• What you have to do:
Please set down the records exactly, keeping every line.

Page and application data records:
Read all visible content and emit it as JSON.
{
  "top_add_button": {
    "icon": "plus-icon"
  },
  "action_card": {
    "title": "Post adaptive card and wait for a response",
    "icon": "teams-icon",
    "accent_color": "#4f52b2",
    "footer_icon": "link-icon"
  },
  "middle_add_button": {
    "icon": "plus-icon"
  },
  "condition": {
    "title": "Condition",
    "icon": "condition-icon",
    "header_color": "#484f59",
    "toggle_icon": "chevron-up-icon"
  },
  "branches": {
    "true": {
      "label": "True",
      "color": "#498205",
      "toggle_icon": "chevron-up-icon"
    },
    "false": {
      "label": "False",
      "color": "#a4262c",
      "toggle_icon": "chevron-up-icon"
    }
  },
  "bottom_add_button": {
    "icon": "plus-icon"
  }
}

• Answer section:
Read all visible content and emit it as JSON.
{
  "top_add_button": {
    "icon": "plus-icon"
  },
  "action_card": {
    "title": "Post adaptive card and wait for a response",
    "icon": "teams-icon",
    "accent_color": "#4f52b2",
    "footer_icon": "link-icon"
  },
  "middle_add_button": {
    "icon": "plus-icon"
  },
  "condition": {
    "title": "Condition",
    "icon": "condition-icon",
    "header_color": "#484f59",
    "toggle_icon": "chevron-up-icon"
  },
  "branches": {
    "true": {
      "label": "True",
      "color": "#498205",
      "toggle_icon": "chevron-up-icon"
    },
    "false": {
      "label": "False",
      "color": "#a4262c",
      "toggle_icon": "chevron-up-icon"
    }
  },
  "bottom_add_button": {
    "icon": "plus-icon"
  }
}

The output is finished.